FN (green) suppresses cadherins (red) and promotes cell–matrix adhesions during branching.


Branched organs are shaped when epithelia make their own paths, according to a study by Takayoshi Sakai, Melinda Larsen, and Kenneth Yamada (National Institutes of Health, Bethesda, MD). The pathmaker in this process is fibronectin (FN), which tells cells to let go of their neighbors and instead grab hold of the underlying matrix.

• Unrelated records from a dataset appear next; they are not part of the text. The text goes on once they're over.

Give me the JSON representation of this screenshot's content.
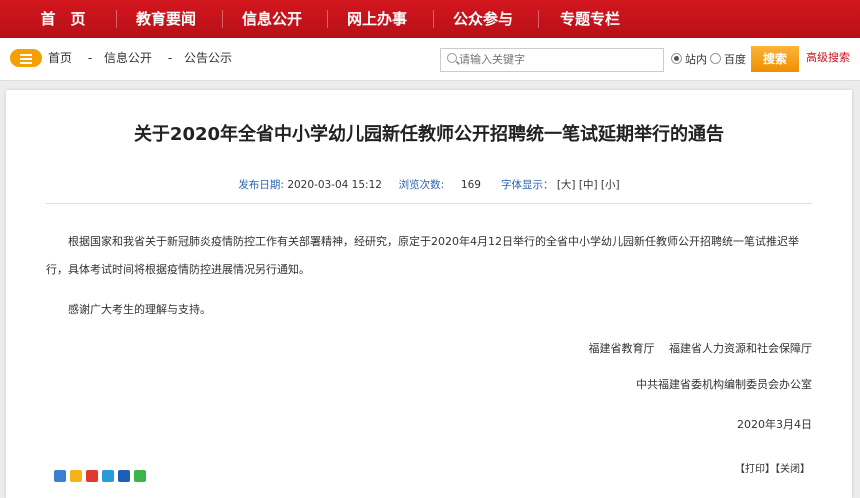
{
  "nav": {
    "items": [
      {
        "label": "首　页"
      },
      {
        "label": "教育要闻"
      },
      {
        "label": "信息公开"
      },
      {
        "label": "网上办事"
      },
      {
        "label": "公众参与"
      },
      {
        "label": "专题专栏"
      }
    ]
  },
  "breadcrumb": {
    "items": [
      "首页",
      "-",
      "信息公开",
      "-",
      "公告公示"
    ]
  },
  "search": {
    "placeholder": "请输入关键字",
    "options": [
      {
        "label": "站内",
        "selected": true
      },
      {
        "label": "百度",
        "selected": false
      }
    ],
    "button_label": "搜索",
    "advanced_label": "高级搜索"
  },
  "article": {
    "title": "关于2020年全省中小学幼儿园新任教师公开招聘统一笔试延期举行的通告",
    "meta": {
      "date_label": "发布日期:",
      "date": "2020-03-04 15:12",
      "views_label": "浏览次数:",
      "views": "169",
      "font_label": "字体显示：",
      "font_options": "[大] [中] [小]"
    },
    "paragraphs": [
      "根据国家和我省关于新冠肺炎疫情防控工作有关部署精神，经研究，原定于2020年4月12日举行的全省中小学幼儿园新任教师公开招聘统一笔试推迟举行，具体考试时间将根据疫情防控进展情况另行通知。",
      "感谢广大考生的理解与支持。"
    ],
    "signature": {
      "line1": "福建省教育厅　 福建省人力资源和社会保障厅",
      "line2": "中共福建省委机构编制委员会办公室",
      "date": "2020年3月4日"
    },
    "actions": {
      "print": "【打印】",
      "close": "【关闭】"
    }
  },
  "colors": {
    "nav_bg": "#c8141b",
    "accent_orange": "#f5a000",
    "meta_blue": "#2a64ad"
  }
}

Organs such as the lung and kidney gain surface area by forming numerous branches, which are generated by cycles of budding and cleft formation in epithelial cells. Branching is known to involve growth factor–regulated interactions between the epithelium and mesenchyme, but the authors wanted to know how individual cells respond during branching. Using the developing mouse salivary gland as a model, the group now reports that epithelia change their architecture by secreting FN fibrils in newly forming clefts.

Although cleft-initiating signals are not yet known, cleft formation was induced by FN expression in cells bordering the cleft. Inhibition of FN mRNA expression in the epithelium or antibody inhibition of FN or its integrin receptor inhibited branching and cleft formation. In contrast, exogenous expression of FN induced excess branching in cultured salivary glands. FN fibrils suppressed local levels of the cell–cell adhesion molecule cadherin in nearby epithelial cells. Cadherin loss, which occurs via both local redistribution and mRNA suppression, probably releases the epithelial cells from each other as they attach to the matrix FN.

Lung and kidney epithelia also have cleft FN pools that function as in salivary glands, suggesting that FN is widely used for branching. “We wonder whether this kind of local developmentally regulated appearance of fibronectin is possibly a general strategy in tissue remodeling,” says Yamada. ▪


Sakai, T., et al.